MinnPost’s Minnesota History articles are produced in partnership with the Minnesota Historical Society and its MNopedia project, which is made possible by the Legacy Amendment’s Arts and Cultural Heritage Fund.

St. Olaf Christmas Festival celebrates 100 years of choral cheer

This year’s four-day festival begins Thursday night at the Skoglund Center Auditorium on the campus in Northfield; the concert is also broadcast by MPR.

Attracting more than 15,000 people to Northfield, the St. Olaf Christmas Festival features five different choral ensembles.
Courtesy of St. Olaf College

For members of the St. Olaf College community, and music fans in general, the arrival of the annual St. Olaf Christmas Festival is as eagerly anticipated as the holiday it celebrates. Since its founding a century ago, the festival attracts people from all over Minnesota and Wisconsin, as well as alumni from around the United States, and is regarded as one of the premier choral concerts in the world.

This year’s four-day festival begins tonight at the Skoglund Center Auditorium on the campus in Northfield. Concerts are at 7:30 p.m. Thursday through Saturday and at 3 p.m. on Sunday. 

The festival’s beginnings were modest, though the work of an ambitious man. F. Melius Christiansen began teaching music at St. Olaf in 1903, and four years later reorganized the choir. Seeking to improve the quality of choral music, he focused intently on developing the a cappella tradition of singing unaccompanied, and eventually began holding concerts at the school and touring to small towns in Wisconsin.

Under Christiansen’s stern leadership, the St. Olaf Lutheran Choir soon became recognized as one of the finest choirs in the Midwest.
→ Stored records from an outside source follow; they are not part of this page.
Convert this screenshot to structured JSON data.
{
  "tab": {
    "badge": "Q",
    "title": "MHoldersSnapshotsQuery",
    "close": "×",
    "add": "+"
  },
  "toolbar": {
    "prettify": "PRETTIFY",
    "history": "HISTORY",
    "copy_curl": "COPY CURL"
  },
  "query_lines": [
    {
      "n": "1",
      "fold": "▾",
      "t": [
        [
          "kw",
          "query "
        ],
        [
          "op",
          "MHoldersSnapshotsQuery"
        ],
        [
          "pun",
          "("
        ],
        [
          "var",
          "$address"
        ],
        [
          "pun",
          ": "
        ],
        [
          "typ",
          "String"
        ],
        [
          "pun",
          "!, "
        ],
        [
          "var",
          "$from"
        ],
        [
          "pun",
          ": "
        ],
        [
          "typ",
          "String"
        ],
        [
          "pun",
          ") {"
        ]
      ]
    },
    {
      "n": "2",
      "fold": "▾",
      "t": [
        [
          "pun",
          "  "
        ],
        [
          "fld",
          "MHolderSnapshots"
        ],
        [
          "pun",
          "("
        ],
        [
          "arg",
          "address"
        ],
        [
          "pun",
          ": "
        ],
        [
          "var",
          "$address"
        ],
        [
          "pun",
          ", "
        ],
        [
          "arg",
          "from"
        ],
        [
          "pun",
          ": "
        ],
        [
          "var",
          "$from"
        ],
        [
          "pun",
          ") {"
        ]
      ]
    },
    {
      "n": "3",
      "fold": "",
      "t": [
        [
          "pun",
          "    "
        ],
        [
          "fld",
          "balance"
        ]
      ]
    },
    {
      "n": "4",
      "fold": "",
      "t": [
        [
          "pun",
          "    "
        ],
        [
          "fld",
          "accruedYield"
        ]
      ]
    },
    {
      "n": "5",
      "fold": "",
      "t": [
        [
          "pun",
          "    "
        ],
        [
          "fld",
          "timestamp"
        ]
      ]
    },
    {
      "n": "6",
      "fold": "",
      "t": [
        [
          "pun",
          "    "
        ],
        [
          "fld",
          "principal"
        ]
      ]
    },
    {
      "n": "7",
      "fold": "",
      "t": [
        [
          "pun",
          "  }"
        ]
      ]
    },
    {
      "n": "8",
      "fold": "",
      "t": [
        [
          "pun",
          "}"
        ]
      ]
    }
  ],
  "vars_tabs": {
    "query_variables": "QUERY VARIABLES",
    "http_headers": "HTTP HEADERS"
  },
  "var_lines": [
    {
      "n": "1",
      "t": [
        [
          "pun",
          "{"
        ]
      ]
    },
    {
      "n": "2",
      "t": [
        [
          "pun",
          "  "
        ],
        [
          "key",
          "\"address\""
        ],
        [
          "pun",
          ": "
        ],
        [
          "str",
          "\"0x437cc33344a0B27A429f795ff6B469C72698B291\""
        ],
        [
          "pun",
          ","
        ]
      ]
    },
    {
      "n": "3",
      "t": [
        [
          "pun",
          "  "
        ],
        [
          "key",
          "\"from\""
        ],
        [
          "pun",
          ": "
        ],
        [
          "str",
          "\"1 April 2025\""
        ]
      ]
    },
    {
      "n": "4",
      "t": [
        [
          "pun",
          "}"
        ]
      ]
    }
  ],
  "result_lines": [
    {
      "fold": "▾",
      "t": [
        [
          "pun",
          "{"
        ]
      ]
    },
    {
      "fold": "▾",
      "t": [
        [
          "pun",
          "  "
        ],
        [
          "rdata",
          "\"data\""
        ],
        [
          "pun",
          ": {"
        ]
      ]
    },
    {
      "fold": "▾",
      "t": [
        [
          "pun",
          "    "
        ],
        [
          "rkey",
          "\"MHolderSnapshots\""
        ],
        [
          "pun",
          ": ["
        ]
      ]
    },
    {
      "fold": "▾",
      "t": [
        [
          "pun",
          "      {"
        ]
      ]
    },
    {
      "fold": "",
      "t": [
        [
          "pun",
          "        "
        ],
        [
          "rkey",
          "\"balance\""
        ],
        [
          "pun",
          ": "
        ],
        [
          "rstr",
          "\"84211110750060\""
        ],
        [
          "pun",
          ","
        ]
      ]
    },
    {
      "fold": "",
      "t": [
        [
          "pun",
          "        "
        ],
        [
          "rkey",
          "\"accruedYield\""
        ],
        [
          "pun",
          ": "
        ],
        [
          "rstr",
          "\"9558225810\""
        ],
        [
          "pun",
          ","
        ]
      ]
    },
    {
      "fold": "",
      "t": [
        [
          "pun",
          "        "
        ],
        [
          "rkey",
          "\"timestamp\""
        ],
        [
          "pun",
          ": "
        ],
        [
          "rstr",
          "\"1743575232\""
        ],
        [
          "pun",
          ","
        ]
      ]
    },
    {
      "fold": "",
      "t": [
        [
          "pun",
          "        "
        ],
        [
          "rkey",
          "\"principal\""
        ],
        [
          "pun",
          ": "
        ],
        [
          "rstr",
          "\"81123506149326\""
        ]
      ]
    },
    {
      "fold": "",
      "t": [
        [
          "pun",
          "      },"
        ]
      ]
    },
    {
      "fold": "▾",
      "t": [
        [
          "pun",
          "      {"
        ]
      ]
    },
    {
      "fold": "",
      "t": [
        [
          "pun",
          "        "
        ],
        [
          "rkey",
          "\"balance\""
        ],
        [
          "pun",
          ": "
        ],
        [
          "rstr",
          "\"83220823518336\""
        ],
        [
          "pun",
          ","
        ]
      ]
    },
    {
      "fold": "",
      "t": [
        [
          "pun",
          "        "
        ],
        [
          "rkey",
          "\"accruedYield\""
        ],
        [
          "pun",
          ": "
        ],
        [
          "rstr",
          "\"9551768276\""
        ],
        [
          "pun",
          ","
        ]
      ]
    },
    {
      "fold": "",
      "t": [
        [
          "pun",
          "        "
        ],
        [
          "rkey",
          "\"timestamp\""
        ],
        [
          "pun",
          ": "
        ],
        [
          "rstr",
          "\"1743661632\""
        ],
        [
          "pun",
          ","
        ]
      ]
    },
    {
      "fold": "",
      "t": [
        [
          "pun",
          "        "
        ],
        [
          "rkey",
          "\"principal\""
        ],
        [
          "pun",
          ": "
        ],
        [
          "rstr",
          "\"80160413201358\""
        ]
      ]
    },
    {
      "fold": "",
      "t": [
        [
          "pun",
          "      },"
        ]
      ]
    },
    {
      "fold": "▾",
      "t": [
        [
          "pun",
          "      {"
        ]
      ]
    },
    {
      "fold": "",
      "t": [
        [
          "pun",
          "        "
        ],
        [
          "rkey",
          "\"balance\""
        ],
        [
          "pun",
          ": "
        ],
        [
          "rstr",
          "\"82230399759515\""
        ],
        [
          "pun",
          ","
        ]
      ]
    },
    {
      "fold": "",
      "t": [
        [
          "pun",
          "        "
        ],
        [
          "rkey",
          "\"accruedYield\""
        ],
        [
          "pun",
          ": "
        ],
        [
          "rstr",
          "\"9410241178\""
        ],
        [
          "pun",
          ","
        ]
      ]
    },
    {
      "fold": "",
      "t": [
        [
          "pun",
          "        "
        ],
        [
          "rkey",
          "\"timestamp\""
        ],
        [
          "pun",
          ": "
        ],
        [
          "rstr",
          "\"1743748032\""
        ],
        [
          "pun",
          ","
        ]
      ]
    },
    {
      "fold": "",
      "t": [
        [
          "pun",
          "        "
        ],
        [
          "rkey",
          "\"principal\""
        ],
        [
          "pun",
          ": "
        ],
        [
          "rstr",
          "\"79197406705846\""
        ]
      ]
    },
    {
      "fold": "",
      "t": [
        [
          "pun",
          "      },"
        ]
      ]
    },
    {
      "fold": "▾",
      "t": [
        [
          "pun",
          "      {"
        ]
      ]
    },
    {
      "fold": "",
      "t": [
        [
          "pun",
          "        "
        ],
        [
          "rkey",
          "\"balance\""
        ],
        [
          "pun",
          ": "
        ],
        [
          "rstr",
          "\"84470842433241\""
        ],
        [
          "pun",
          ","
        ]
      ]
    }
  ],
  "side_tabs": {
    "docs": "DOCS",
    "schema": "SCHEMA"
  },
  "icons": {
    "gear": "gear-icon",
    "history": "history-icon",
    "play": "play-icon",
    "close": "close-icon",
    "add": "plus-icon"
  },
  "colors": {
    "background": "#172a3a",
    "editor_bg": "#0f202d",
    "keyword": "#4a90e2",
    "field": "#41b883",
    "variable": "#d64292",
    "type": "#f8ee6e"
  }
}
To showcase these efforts and celebrate the holiday for the students and faculty at the close of the year, the choir (which was called the St. Olaf Choral Union for that first concert) performed in the first Christmas Program (as it was then known) on Dec. 17, 1912, in the Hoyme Memorial Chapel.

Article continues after advertisement

Over the years, as the choir’s status under Christiansen grew (its tours included highly lauded trips to Norway, Germany and the East Coast), so, too, did the festival, which moved from the Chapel (which burned down in 1923) to the school’s gymnasium, to the Skogland Athletic Center (now known as the Skogland Center).

choirs and orchestra
Courtesy of St. Olaf College
Choruses performing with the orchestra

Attracting more than 15,000 people to Northfield, the Christmas Festival features five different choral ensembles — The St. Olaf Choir, the school’s premier a cappella choir; The Cantorei, which performs during Sunday services at the chapel; The Chapel Choir, the largest choir on campus; and the Viking Chorus and Manitou Singers, choirs composed of first-year men and women, respectively.

Those experiencing the St. Olaf Christmas Festival for the first time will find themselves encountering a musical event of the highest order. “Once the lights go down, it’s serious business,” says Dr. Joe Shaw, professor emeritus in religion at St. Olaf, and author of “The St. Olaf Choir, a Narrative,” considered the definitive history of its subject. “There’s a hush of expectation at the very beginning, not forbidding but welcome, and when the music begins there’s a dynamism and energy to keep you focused for 90 straight minutes without interruption.”

Each chorus has its own moment to shine, performing as individual units before closing the concert with all five ensembles singing together — more than 500 students, accompanied by the orchestra. And at various times, audience members who are so inclined may rise and join them, following along with lyrics published in the night’s program [PDF].

The four-day festival sells out every year, but is broadcast on Minnesota Public Radio (Dec. 2 at 3 p.m.) and many of its affiliates, around the world on Armed Forces Television and Radio, on the Internet, and even in movie theaters. Go here for details. It is frequently broadcast on public television, and one of these broadcasts so moved President Richard Nixon that he wrote an effusive letter to the president of St. Olaf.

With the 101st festival under way, the tradition that F. Melius Christiansen began once again brings the college and the community together to celebrate the holiday season.